→ Exercise aim: Search the entries for the word "title" and copy each line that has it.

→ Records for the exercise:
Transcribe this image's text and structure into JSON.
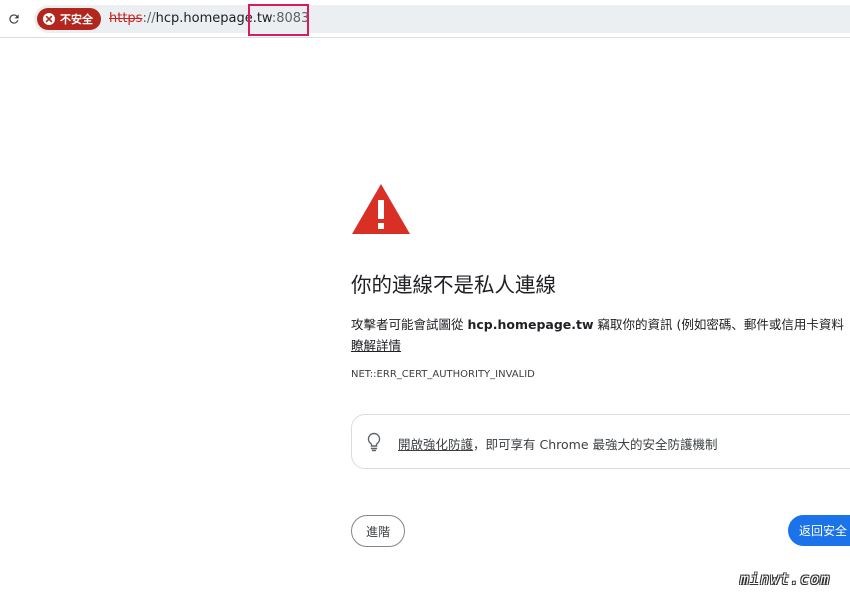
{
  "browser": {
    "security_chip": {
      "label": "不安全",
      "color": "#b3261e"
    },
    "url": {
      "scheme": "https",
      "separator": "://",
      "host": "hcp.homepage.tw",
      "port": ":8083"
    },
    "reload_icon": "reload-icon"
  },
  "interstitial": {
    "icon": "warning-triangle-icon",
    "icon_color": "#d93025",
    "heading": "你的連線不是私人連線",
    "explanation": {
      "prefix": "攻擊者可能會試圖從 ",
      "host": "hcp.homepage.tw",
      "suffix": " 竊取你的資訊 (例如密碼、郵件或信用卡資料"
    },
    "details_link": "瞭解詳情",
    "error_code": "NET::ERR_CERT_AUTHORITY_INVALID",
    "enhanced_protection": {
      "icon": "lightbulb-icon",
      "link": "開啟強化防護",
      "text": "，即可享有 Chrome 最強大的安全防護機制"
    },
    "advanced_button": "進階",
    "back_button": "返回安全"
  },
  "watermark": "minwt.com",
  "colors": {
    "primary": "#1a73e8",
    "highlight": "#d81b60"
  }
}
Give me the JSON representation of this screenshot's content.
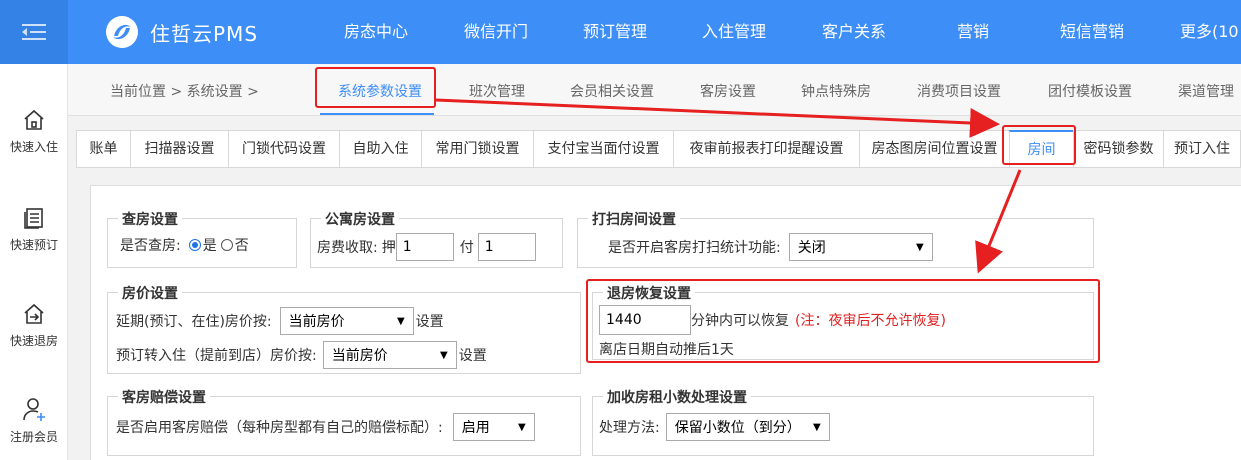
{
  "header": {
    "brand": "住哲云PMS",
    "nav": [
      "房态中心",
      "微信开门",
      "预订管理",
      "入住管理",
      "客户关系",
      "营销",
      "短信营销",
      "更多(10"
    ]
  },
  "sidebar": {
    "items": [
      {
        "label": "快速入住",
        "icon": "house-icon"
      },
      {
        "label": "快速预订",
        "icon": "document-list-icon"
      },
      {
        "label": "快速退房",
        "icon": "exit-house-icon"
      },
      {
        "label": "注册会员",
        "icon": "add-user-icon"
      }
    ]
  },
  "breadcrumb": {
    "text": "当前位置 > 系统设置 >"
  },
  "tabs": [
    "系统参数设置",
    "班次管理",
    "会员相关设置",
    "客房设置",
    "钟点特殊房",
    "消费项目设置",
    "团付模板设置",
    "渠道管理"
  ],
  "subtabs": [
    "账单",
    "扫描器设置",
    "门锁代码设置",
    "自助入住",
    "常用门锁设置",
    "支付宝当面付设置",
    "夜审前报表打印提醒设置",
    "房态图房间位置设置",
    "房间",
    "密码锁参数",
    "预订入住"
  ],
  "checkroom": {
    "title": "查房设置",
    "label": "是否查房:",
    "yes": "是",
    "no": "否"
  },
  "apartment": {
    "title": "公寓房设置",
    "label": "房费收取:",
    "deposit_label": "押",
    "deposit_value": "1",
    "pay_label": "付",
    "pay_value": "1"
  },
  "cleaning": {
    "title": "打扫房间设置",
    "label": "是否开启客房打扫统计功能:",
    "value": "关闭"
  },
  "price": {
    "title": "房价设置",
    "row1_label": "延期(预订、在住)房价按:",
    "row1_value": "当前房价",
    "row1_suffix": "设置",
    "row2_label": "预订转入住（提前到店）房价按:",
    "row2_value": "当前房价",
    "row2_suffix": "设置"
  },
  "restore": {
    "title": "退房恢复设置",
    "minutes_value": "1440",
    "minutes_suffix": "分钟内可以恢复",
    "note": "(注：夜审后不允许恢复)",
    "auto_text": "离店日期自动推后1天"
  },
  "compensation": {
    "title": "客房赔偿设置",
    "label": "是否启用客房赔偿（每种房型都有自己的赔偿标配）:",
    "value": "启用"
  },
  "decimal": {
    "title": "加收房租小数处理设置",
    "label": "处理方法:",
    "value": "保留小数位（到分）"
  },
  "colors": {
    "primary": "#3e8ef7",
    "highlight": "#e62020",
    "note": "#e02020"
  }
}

→ Answer space:
    "title": "查房设置",
    "title": "公寓房设置",
    "title": "打扫房间设置",
    "title": "房价设置",
    "title": "退房恢复设置",
    "title": "客房赔偿设置",
    "title": "加收房租小数处理设置",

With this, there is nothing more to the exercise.